BANGOR, Maine — Forget what you’ve seen on television. Murder mysteries never are solved in an hour, Marcella Sorg said Monday during a speaking engagement at the Bangor Public Library.
Sorg, a University of Maine forensic anthropologist, is a consultant to the state medical examiners in Maine and New Hampshire. She’s also among more than a dozen forensic and law enforcement experts tapped to speak at the library as part of this year’s Penobscot Reads program.
The book chosen for the 2009 edition of the program is “Finding Amy” by Kate Flora and Portland Police Chief Joseph Loughlin. It chronicles the 2001 murder of Amy St. Laurent, 25, who went missing in Portland’s Old Port area after a night out with friends, and those who worked tirelessly to bring her killer to justice.
Because of her involvement in that investigation, Sorg declined to address the case’s specifics.
“I don’t think it’s appropriate for me to do that,” she said. “I believe that it’s a sensitive, local, private kind of thing.”
That said, Sorg presented a history and overview of the state’s Office of the Chief Medical Examiner, one of more than 3,200 medical examiner or coroner jurisdictions nationwide, some of which are county- or city-based.
Because death investigation is a state’s right, no federal dollars are available to fund them, she said.
In Maine, the medical examiner’s office looks into many different kinds of deaths, including violent, unexpected, suspicious and any that may have resulted from a criminal act.
Despite a tiny budget that hasn’t increased in a decade and cramped quarters, the office is dealing with an ever-increasing workload — including a 600 percent increase in accidental drug overdose deaths during the past 10 years.
Drug overdose deaths, including those resulting from taking prescribed medicines, are difficult to investigate because of their complexity, she said. Sometimes, multiple drugs are involved. Often, there’s also an illness.
In terms of the leading causes of death in Maine, accidental overdoses now are running “neck and neck” with motor vehicle fatalities, each of which account for 150 to 160 fatalities each year, she said.
Sorg also discussed her own specialty, which involves recovering and examining human skeletal remains for law enforcement agencies to determine the identity of the deceased.
Simply put, Sorg’s role is to tell the dead person’s story.
As Sorg sees it, you can tell a lot about a person by looking at their bones, including the person’s sex, approximate age, height and build, whether the person was right-handed or a southpaw and, in some cases, even the person’s ancestry.

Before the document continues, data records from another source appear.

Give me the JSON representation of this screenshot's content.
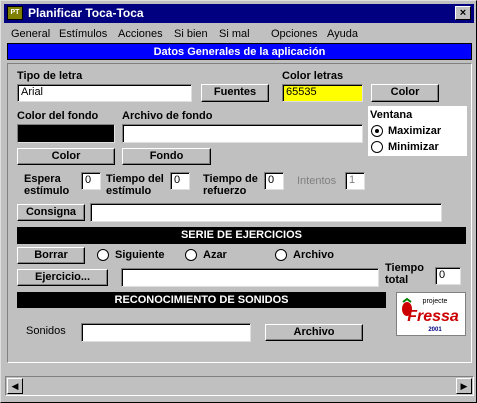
{
  "window": {
    "title": "Planificar Toca-Toca",
    "close_glyph": "×",
    "app_icon_text": "PT"
  },
  "menu": [
    "General",
    "Estímulos",
    "Acciones",
    "Si bien",
    "Si mal",
    "Opciones",
    "Ayuda"
  ],
  "header": "Datos Generales de la aplicación",
  "font": {
    "label": "Tipo de letra",
    "value": "Arial",
    "button": "Fuentes"
  },
  "font_color": {
    "label": "Color letras",
    "value": "65535",
    "button": "Color",
    "swatch": "#ffff00"
  },
  "bg_color": {
    "label": "Color del fondo",
    "button": "Color",
    "swatch": "#000000"
  },
  "bg_file": {
    "label": "Archivo de fondo",
    "value": "",
    "button": "Fondo"
  },
  "ventana": {
    "label": "Ventana",
    "options": [
      "Maximizar",
      "Minimizar"
    ],
    "selected": "Maximizar"
  },
  "timing": {
    "espera_label_1": "Espera",
    "espera_label_2": "estímulo",
    "espera_value": "0",
    "tiempo_estimulo_label_1": "Tiempo del",
    "tiempo_estimulo_label_2": "estímulo",
    "tiempo_estimulo_value": "0",
    "tiempo_refuerzo_label_1": "Tiempo de",
    "tiempo_refuerzo_label_2": "refuerzo",
    "tiempo_refuerzo_value": "0",
    "intentos_label": "Intentos",
    "intentos_value": "1"
  },
  "consigna": {
    "button": "Consigna",
    "value": ""
  },
  "serie": {
    "title": "SERIE DE EJERCICIOS",
    "clear_button": "Borrar",
    "options": [
      "Siguiente",
      "Azar",
      "Archivo"
    ],
    "exercise_button": "Ejercicio...",
    "exercise_value": "",
    "total_label_1": "Tiempo",
    "total_label_2": "total",
    "total_value": "0"
  },
  "sonidos": {
    "title": "RECONOCIMIENTO DE SONIDOS",
    "label": "Sonidos",
    "value": "",
    "button": "Archivo"
  },
  "logo": {
    "top_text": "projecte",
    "main_text": "Fressa",
    "year": "2001"
  },
  "scrollbar": {
    "left_glyph": "◀",
    "right_glyph": "▶"
  }
}
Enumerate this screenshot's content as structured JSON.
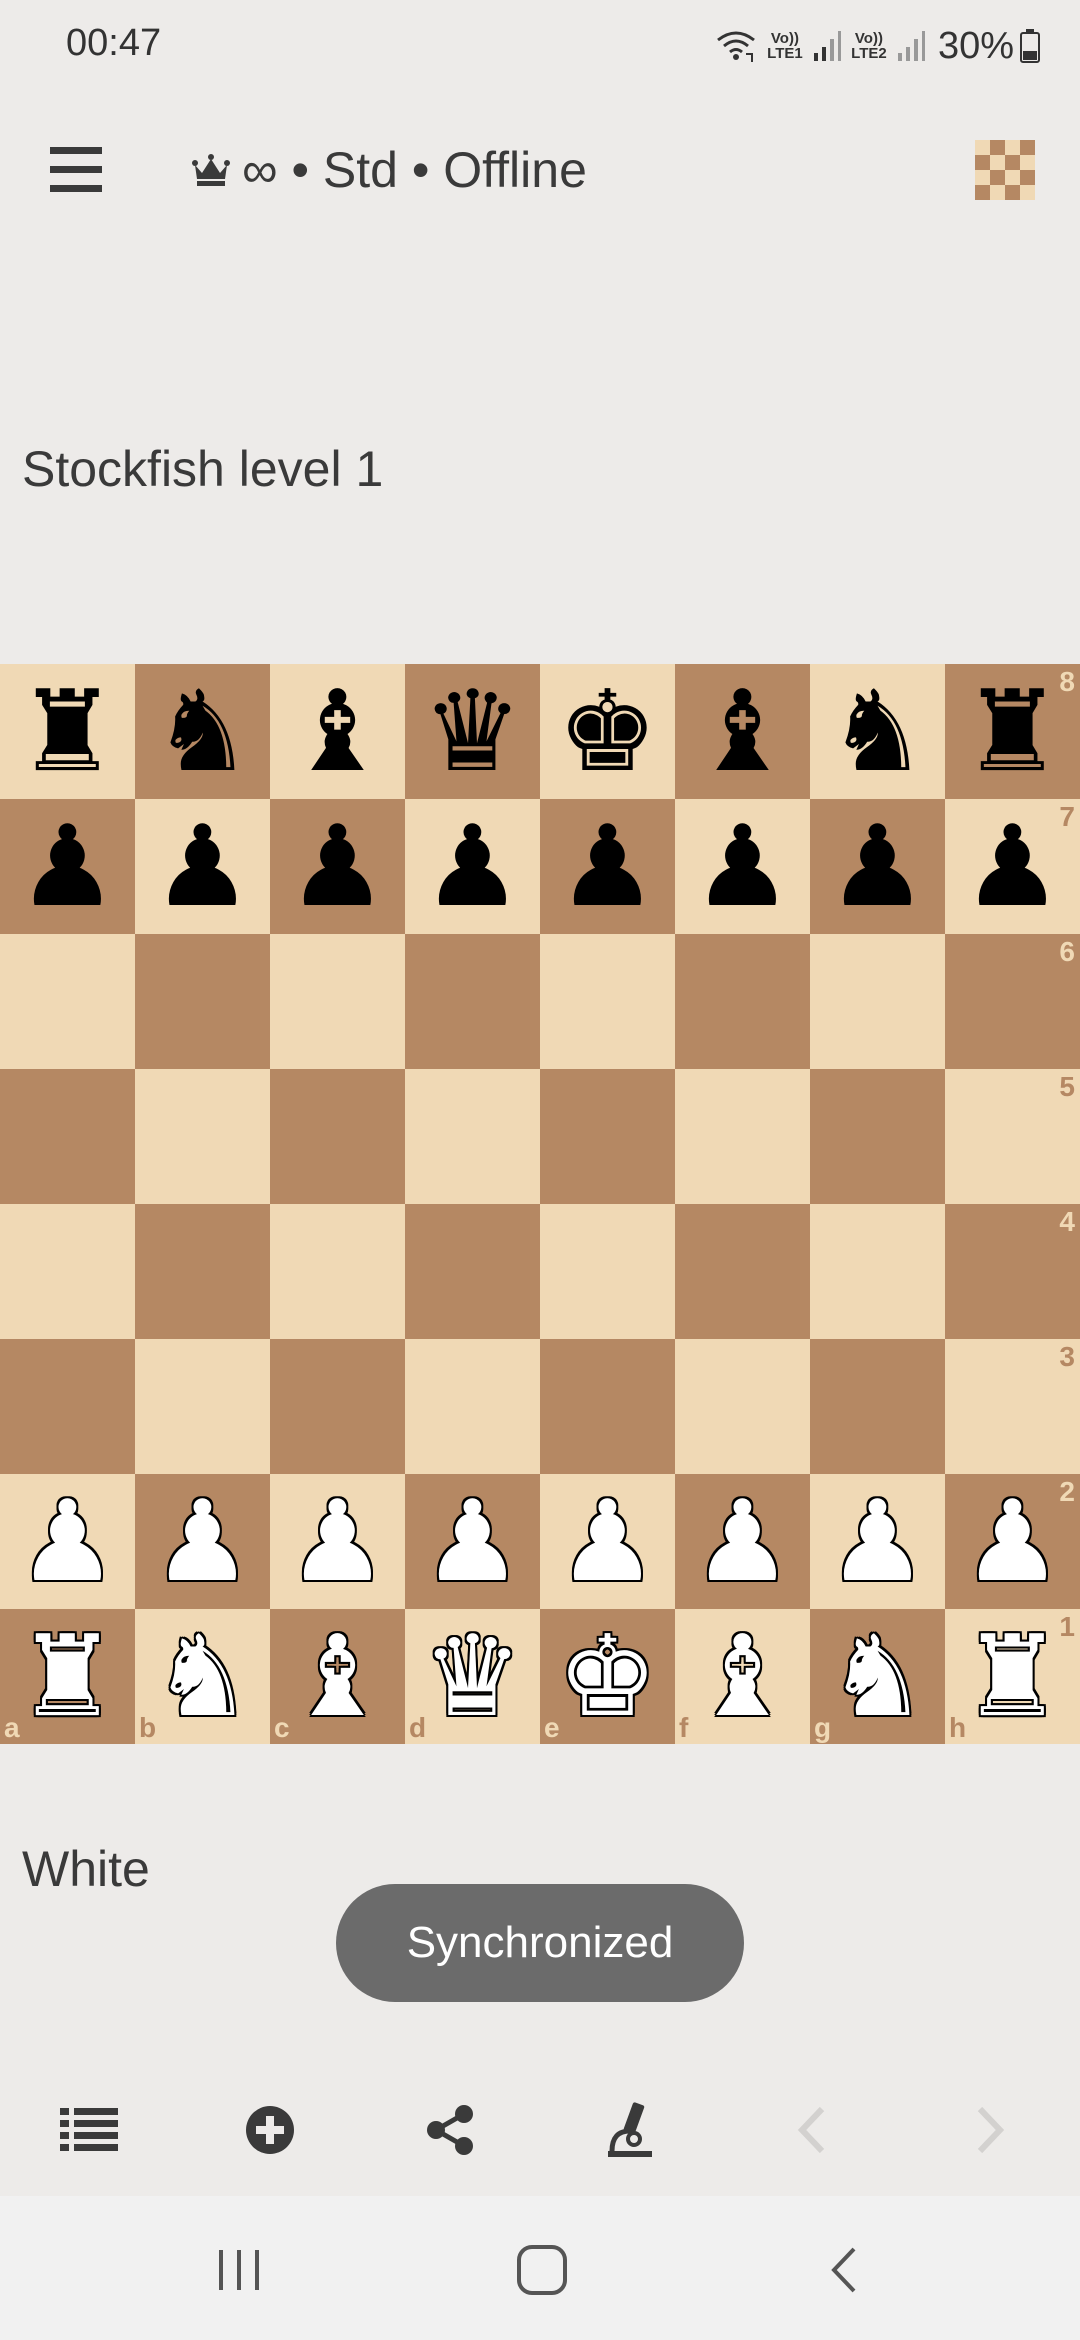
{
  "status_bar": {
    "time": "00:47",
    "sim1_label": "Vo)) LTE1",
    "sim2_label": "Vo)) LTE2",
    "battery": "30%",
    "icons": [
      "wifi-calling-icon",
      "signal-icon",
      "battery-icon"
    ]
  },
  "header": {
    "menu_icon": "hamburger-menu-icon",
    "title": "∞ • Std • Offline",
    "title_icon": "crown-icon",
    "board_icon": "board-theme-icon"
  },
  "players": {
    "opponent": "Stockfish level 1",
    "self": "White"
  },
  "board": {
    "orientation": "white",
    "light_color": "#f0d9b5",
    "dark_color": "#b58863",
    "ranks": [
      "8",
      "7",
      "6",
      "5",
      "4",
      "3",
      "2",
      "1"
    ],
    "files": [
      "a",
      "b",
      "c",
      "d",
      "e",
      "f",
      "g",
      "h"
    ],
    "position_fen": "rnbqkbnr/pppppppp/8/8/8/8/PPPPPPPP/RNBQKBNR"
  },
  "toast": {
    "text": "Synchronized"
  },
  "action_bar": {
    "icons": [
      "move-list-icon",
      "new-game-icon",
      "share-icon",
      "analysis-icon",
      "previous-move-icon",
      "next-move-icon"
    ]
  },
  "system_nav": {
    "icons": [
      "recent-apps-icon",
      "home-icon",
      "back-icon"
    ]
  }
}
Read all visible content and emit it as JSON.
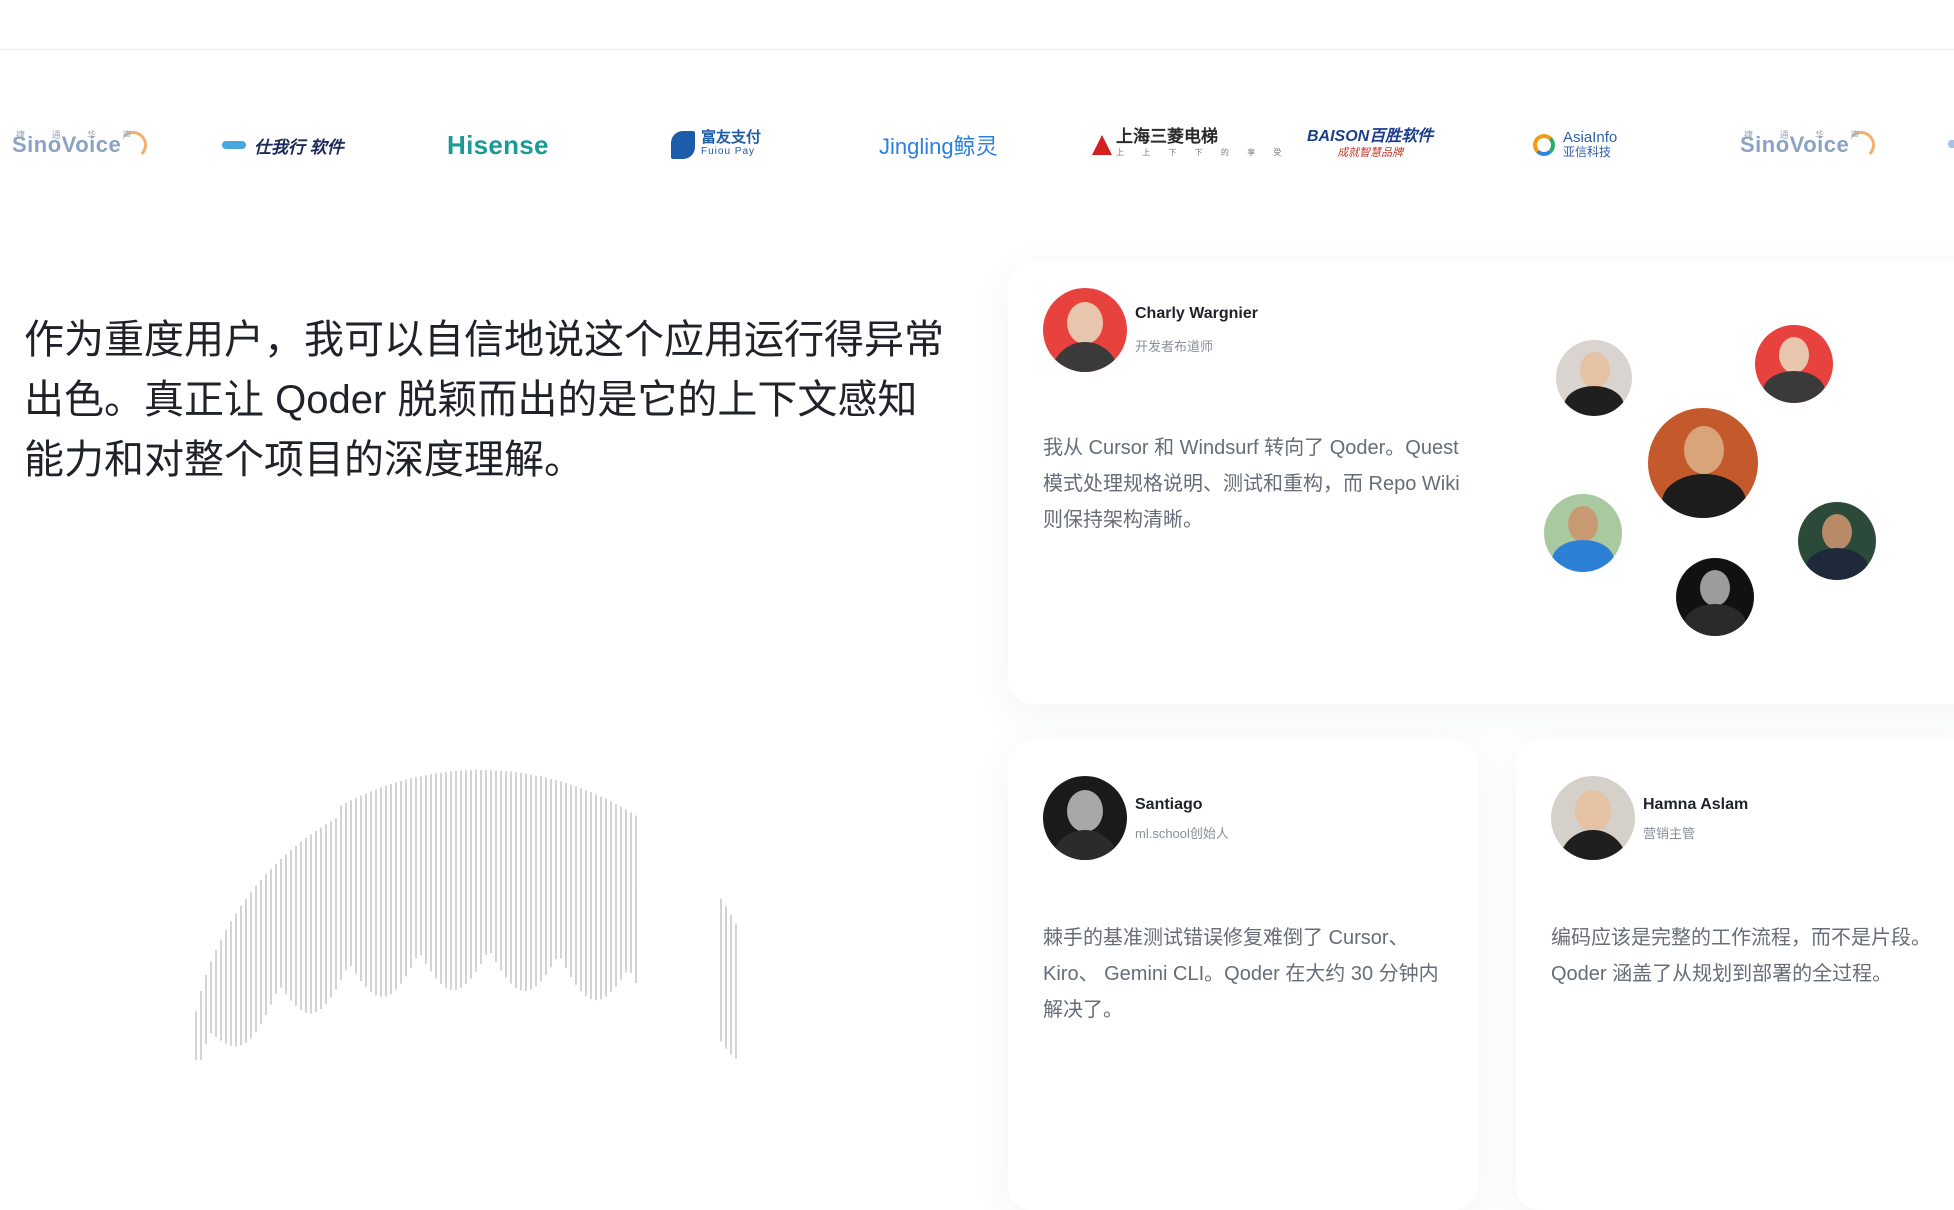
{
  "logos": [
    {
      "name": "sinovoice",
      "top": "捷 通 华 声",
      "text": "SinoVoice"
    },
    {
      "name": "shixing",
      "text": "仕我行 软件"
    },
    {
      "name": "hisense",
      "text": "Hisense"
    },
    {
      "name": "fuiou",
      "cn": "富友支付",
      "en": "Fuiou Pay"
    },
    {
      "name": "jingling",
      "text": "Jingling鲸灵"
    },
    {
      "name": "sanling",
      "cn": "上海三菱电梯",
      "sub": "上 上 下 下 的 享 受"
    },
    {
      "name": "baison",
      "en": "BAISON百胜软件",
      "cn": "成就智慧品牌"
    },
    {
      "name": "asiainfo",
      "en": "AsiaInfo",
      "cn": "亚信科技"
    },
    {
      "name": "sinovoice-2",
      "top": "捷 通 华 声",
      "text": "SinoVoice"
    }
  ],
  "hero_quote": "作为重度用户，我可以自信地说这个应用运行得异常出色。真正让 Qoder 脱颖而出的是它的上下文感知能力和对整个项目的深度理解。",
  "testimonials": [
    {
      "name": "Charly Wargnier",
      "role": "开发者布道师",
      "text": "我从 Cursor 和 Windsurf 转向了 Qoder。Quest 模式处理规格说明、测试和重构，而 Repo Wiki 则保持架构清晰。"
    },
    {
      "name": "Santiago",
      "role": "ml.school创始人",
      "text": "棘手的基准测试错误修复难倒了 Cursor、Kiro、 Gemini CLI。Qoder 在大约 30 分钟内解决了。"
    },
    {
      "name": "Hamna Aslam",
      "role": "营销主管",
      "text": "编码应该是完整的工作流程，而不是片段。Qoder 涵盖了从规划到部署的全过程。"
    }
  ],
  "colors": {
    "accent_red": "#e8423f",
    "text_primary": "#1f2329",
    "text_secondary": "#676d78"
  }
}
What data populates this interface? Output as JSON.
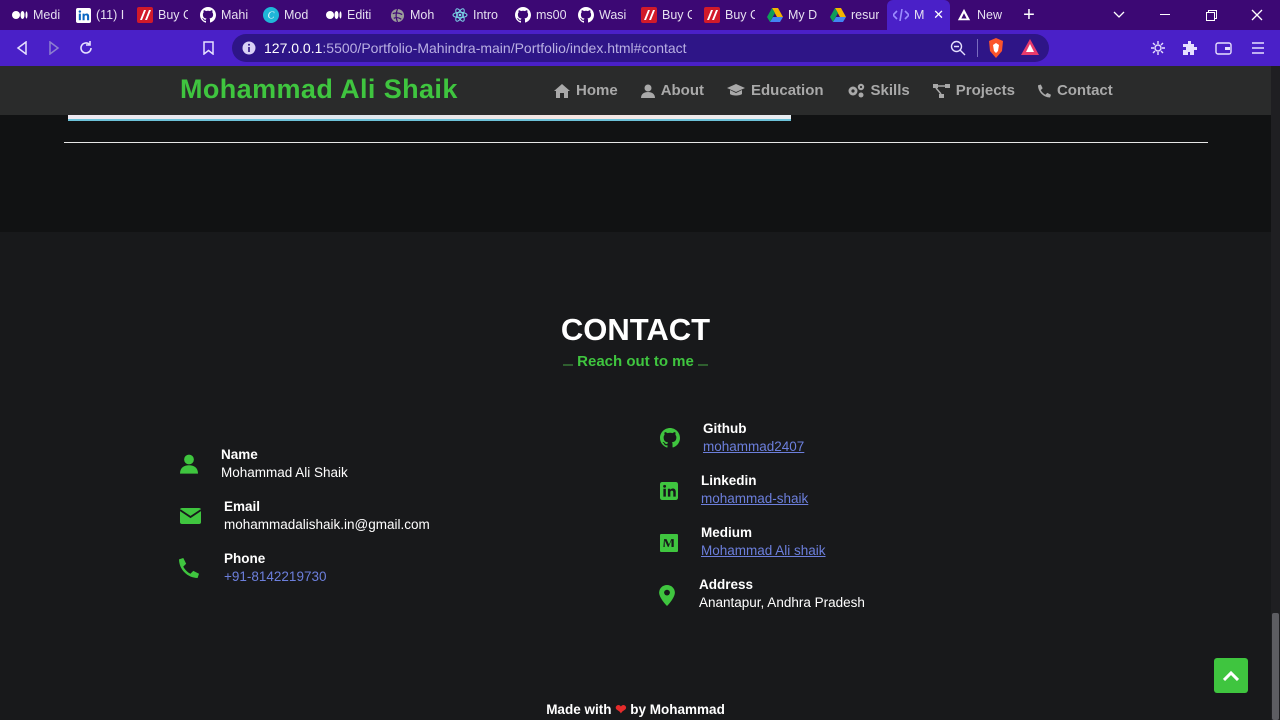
{
  "browser": {
    "tabs": [
      {
        "title": "Medi",
        "icon": "medium-icon"
      },
      {
        "title": "(11) I",
        "icon": "linkedin-icon"
      },
      {
        "title": "Buy C",
        "icon": "shop-icon"
      },
      {
        "title": "Mahi",
        "icon": "github-icon"
      },
      {
        "title": "Mod",
        "icon": "canva-icon"
      },
      {
        "title": "Editi",
        "icon": "medium-icon"
      },
      {
        "title": "Moh",
        "icon": "globe-icon"
      },
      {
        "title": "Intro",
        "icon": "react-icon"
      },
      {
        "title": "ms00",
        "icon": "github-icon"
      },
      {
        "title": "Wasi",
        "icon": "github-icon"
      },
      {
        "title": "Buy C",
        "icon": "shop-icon"
      },
      {
        "title": "Buy C",
        "icon": "shop-icon"
      },
      {
        "title": "My D",
        "icon": "drive-icon"
      },
      {
        "title": "resur",
        "icon": "drive-icon"
      },
      {
        "title": "M",
        "icon": "code-icon",
        "active": true
      },
      {
        "title": "New",
        "icon": "brave-icon"
      }
    ],
    "url_host": "127.0.0.1",
    "url_path": ":5500/Portfolio-Mahindra-main/Portfolio/index.html#contact"
  },
  "site": {
    "brand": "Mohammad Ali Shaik",
    "nav": [
      {
        "label": "Home",
        "icon": "home-icon"
      },
      {
        "label": "About",
        "icon": "user-icon"
      },
      {
        "label": "Education",
        "icon": "graduation-cap-icon"
      },
      {
        "label": "Skills",
        "icon": "gears-icon"
      },
      {
        "label": "Projects",
        "icon": "project-diagram-icon"
      },
      {
        "label": "Contact",
        "icon": "phone-icon"
      }
    ]
  },
  "contact": {
    "title": "CONTACT",
    "subtitle": "Reach out to me",
    "left": [
      {
        "label": "Name",
        "value": "Mohammad Ali Shaik",
        "icon": "user-icon"
      },
      {
        "label": "Email",
        "value": "mohammadalishaik.in@gmail.com",
        "icon": "envelope-icon"
      },
      {
        "label": "Phone",
        "value": "+91-8142219730",
        "icon": "phone-icon"
      }
    ],
    "right": [
      {
        "label": "Github",
        "value": "mohammad2407",
        "icon": "github-icon"
      },
      {
        "label": "Linkedin",
        "value": "mohammad-shaik",
        "icon": "linkedin-icon"
      },
      {
        "label": "Medium",
        "value": "Mohammad Ali shaik",
        "icon": "medium-icon"
      },
      {
        "label": "Address",
        "value": "Anantapur, Andhra Pradesh",
        "icon": "map-marker-icon"
      }
    ]
  },
  "footer": {
    "pre": "Made with",
    "post": "by Mohammad"
  },
  "colors": {
    "accent": "#3fc53f",
    "link": "#6c7fdc",
    "background": "#18191b"
  }
}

While the medical examiner’s office is charged with determining the manner of death, not all of the remains brought to the medical examiner involve foul play, she said.
Maine has many old, abandoned cemeteries, so skeletal remains often are dug up during road and other construction projects, she noted.
In other cases, the remains aren’t even human.
During a PowerPoint presentation she prepared for Monday’s lecture, Sorg showed a slide of a pair of skinned bear feet found in a trash container outside a KFC somewhere in Maine.
With the fur and claws removed, the bear feet closely resembled human feet, though a bear has small toes where a human’s big toes are located.
For more information about Penobscot Reads and the lineup of speakers, visit the Bangor Public Library’s Web site at www.bpl.lib.me.us.